▶ _Work order_: Pictures excluded, return every entry exactly, please.

▶ _Data provided_:
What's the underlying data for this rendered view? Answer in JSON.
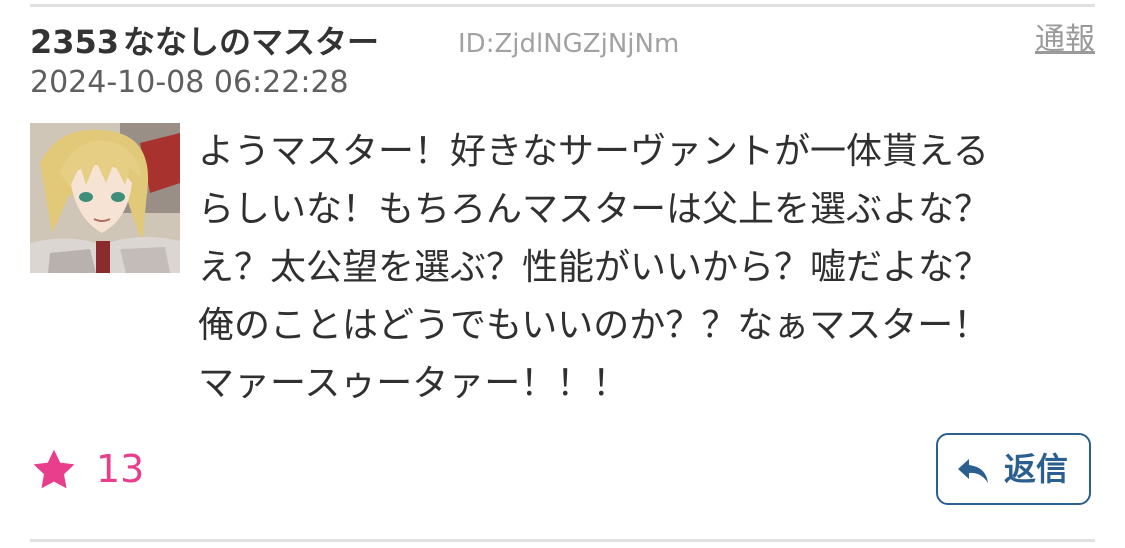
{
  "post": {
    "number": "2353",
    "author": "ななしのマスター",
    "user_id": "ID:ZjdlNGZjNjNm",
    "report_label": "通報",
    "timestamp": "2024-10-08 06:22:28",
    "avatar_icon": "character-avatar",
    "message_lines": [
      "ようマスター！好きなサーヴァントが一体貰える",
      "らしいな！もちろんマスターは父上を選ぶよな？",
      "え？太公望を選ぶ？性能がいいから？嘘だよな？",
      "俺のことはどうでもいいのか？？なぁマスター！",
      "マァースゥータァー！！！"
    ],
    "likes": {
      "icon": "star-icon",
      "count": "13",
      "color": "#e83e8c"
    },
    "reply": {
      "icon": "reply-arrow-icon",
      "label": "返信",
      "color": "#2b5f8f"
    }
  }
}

▶ _Answer_:
What's the underlying data for this rendered view? Answer in JSON.
{
  "post": {
    "number": "2353",
    "author": "ななしのマスター",
    "user_id": "ID:ZjdlNGZjNjNm",
    "report_label": "通報",
    "timestamp": "2024-10-08 06:22:28",
    "avatar_icon": "character-avatar",
    "message_lines": [
      "ようマスター！好きなサーヴァントが一体貰える",
      "らしいな！もちろんマスターは父上を選ぶよな？",
      "え？太公望を選ぶ？性能がいいから？嘘だよな？",
      "俺のことはどうでもいいのか？？なぁマスター！",
      "マァースゥータァー！！！"
    ],
    "likes": {
      "icon": "star-icon",
      "count": "13",
      "color": "#e83e8c"
    },
    "reply": {
      "icon": "reply-arrow-icon",
      "label": "返信",
      "color": "#2b5f8f"
    }
  }
}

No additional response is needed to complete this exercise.